All you need is a vision. (And money)
I went to the nightclub in the 60’s, which was known as the Holiday Ballroom North. It was still very much like a movie theater inside, except that the floor was leveled for dancing. The entire block and theater was leveled in the 70’s to make room for a strip mall and the Jefferson Park Elevated station bus terminal.
I find your comment to be rather snobbish. If you would notice in my posting that there are foreign-born people living in the neighborhood, so perhaps they might like to see foreign language films. At one time, the Patio showed East Indian and Polish films, or maybe you would prefer French and Italian.
Also, people have cars and can drive to the theater or take public transportation right to the door. Perhaps you would like to check out the former Gateway Theater (now Copernicus Center), just 20 minutes from the Patio. Literally every weekend there are foreign language films, classics, etc., being shown there to a packed house. And the parking lot is filled. Mostly with the cars of middle and working class folks.
Remember what happens when you make assumptions.
I lived in the area for nearly 10 years until recently. It is actually, a great middle and working class neighborhood, safe and clean. Neat, tidy brick homes, a lot of Eastern European immigrant families. Closest theater is far away in the burbs. It would be a good venue for art and foreign language films.
The renovation to date has only resulted in opening a video game room in the former lobby. Other work continues in the auditorium.
When it was built, it had a “swamp” roof for cooling, which was like having a small lake on top of the building. It cause a great deal of difficulty during renovation because of water damage.
The Iris closed in 1952 and was converted to a very plush banquet hall, The Chateau Royale. I attended many functions there and it was still elegant. The owners had statuary that had been in the Paradise theater previously.
After the neighborhood ran down, it became a church.
A fun place. We used to go there to see horror films, which were its specialty in the 50’s. It also was one of the only theaters where you could buy hot dogs in the lobby. What a smell would greet you when you came in the doors!

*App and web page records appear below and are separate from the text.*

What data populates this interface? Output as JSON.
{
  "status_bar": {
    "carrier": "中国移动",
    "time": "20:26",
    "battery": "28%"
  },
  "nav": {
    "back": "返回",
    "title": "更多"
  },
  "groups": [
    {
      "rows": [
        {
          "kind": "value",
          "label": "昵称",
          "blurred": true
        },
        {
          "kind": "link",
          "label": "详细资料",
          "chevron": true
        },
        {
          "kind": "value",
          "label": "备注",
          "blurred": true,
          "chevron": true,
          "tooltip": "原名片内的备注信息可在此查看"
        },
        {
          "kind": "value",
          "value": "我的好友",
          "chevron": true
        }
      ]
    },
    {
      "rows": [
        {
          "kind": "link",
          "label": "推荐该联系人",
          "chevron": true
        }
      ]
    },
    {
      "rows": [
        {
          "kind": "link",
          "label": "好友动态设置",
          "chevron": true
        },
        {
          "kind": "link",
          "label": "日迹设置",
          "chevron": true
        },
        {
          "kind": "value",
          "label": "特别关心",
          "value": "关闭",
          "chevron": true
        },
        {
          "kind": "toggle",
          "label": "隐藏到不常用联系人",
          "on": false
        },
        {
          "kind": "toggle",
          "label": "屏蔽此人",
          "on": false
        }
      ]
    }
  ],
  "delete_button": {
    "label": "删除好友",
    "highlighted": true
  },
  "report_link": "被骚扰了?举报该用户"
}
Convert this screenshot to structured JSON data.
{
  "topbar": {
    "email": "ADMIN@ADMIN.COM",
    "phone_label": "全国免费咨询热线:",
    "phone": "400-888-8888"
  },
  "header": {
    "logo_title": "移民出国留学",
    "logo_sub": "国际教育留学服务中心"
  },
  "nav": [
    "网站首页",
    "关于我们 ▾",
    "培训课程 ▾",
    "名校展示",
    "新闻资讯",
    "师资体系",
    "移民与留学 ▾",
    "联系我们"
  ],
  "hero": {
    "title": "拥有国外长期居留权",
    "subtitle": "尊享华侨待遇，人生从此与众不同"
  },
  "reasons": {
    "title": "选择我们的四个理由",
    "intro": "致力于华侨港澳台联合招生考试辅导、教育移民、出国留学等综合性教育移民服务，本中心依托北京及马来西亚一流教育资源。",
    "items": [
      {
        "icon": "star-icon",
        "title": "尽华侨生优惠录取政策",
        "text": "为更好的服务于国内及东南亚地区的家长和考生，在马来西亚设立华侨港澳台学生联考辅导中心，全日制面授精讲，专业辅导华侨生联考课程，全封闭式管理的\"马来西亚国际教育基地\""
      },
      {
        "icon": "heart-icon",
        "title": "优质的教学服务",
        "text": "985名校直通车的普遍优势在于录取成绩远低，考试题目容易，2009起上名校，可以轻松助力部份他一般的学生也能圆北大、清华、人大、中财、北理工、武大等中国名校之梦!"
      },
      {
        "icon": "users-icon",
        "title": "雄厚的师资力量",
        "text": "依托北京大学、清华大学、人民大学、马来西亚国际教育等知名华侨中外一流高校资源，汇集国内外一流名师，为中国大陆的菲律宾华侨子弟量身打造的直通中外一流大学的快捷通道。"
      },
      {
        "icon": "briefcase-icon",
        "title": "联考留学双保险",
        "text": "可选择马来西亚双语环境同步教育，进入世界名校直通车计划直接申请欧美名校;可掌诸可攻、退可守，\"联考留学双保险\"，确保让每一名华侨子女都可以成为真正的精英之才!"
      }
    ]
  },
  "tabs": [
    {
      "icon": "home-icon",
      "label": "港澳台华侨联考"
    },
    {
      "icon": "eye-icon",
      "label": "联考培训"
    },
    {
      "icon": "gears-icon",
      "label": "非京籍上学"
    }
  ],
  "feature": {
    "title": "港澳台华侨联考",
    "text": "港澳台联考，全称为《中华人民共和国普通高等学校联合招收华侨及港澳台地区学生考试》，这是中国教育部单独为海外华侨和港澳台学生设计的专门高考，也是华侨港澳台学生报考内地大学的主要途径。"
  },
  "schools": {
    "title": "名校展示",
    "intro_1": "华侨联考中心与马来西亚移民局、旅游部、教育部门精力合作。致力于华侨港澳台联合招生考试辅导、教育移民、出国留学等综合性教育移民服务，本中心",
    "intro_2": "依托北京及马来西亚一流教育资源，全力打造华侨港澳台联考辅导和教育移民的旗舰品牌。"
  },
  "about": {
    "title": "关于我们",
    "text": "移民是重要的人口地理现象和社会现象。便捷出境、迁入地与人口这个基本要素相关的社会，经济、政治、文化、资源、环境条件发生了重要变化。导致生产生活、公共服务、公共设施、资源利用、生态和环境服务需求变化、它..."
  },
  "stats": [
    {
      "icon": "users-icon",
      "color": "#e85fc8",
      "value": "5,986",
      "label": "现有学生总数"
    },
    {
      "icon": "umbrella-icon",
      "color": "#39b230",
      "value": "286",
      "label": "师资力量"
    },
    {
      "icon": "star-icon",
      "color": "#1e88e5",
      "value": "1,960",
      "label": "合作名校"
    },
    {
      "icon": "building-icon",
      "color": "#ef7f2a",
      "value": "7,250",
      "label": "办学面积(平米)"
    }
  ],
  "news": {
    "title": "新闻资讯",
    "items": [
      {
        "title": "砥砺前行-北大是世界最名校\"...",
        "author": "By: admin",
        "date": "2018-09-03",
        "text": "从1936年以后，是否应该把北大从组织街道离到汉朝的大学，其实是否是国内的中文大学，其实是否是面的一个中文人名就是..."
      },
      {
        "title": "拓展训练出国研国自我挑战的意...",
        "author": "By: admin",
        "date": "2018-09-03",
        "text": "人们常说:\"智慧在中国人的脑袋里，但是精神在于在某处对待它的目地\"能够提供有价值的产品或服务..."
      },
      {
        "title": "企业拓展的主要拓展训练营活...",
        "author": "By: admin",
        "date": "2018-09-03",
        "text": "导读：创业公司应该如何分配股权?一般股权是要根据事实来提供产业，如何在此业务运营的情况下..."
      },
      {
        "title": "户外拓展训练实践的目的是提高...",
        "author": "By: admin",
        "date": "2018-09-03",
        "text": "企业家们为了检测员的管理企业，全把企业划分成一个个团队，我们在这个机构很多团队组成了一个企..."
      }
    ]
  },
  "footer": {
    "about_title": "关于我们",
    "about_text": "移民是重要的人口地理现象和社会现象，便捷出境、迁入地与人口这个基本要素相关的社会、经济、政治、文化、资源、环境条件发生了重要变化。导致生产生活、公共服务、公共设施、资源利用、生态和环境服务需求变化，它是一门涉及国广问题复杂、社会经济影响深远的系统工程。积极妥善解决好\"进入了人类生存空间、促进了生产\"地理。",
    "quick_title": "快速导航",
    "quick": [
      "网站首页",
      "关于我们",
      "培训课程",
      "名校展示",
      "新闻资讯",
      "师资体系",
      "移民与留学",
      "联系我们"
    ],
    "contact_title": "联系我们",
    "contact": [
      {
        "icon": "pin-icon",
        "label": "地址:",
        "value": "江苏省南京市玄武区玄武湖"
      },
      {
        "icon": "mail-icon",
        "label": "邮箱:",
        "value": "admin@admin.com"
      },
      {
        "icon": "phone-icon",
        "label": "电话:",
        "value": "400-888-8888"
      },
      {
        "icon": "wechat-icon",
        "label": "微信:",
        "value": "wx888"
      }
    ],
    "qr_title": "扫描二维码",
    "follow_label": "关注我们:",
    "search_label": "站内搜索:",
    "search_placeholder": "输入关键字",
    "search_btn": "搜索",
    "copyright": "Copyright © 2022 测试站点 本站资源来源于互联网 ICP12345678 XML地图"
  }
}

I remember this theater as the Rockne. It was renamed after Knute Rockne of Fighting Irish fame after his untimely demise in plane crash. It was always a neat place to watch a film, especially since it was one of the few neighborhood places that had a balcony.
Unfortunately, it became a porno house in the 70,s. Nice to see it’s a church now.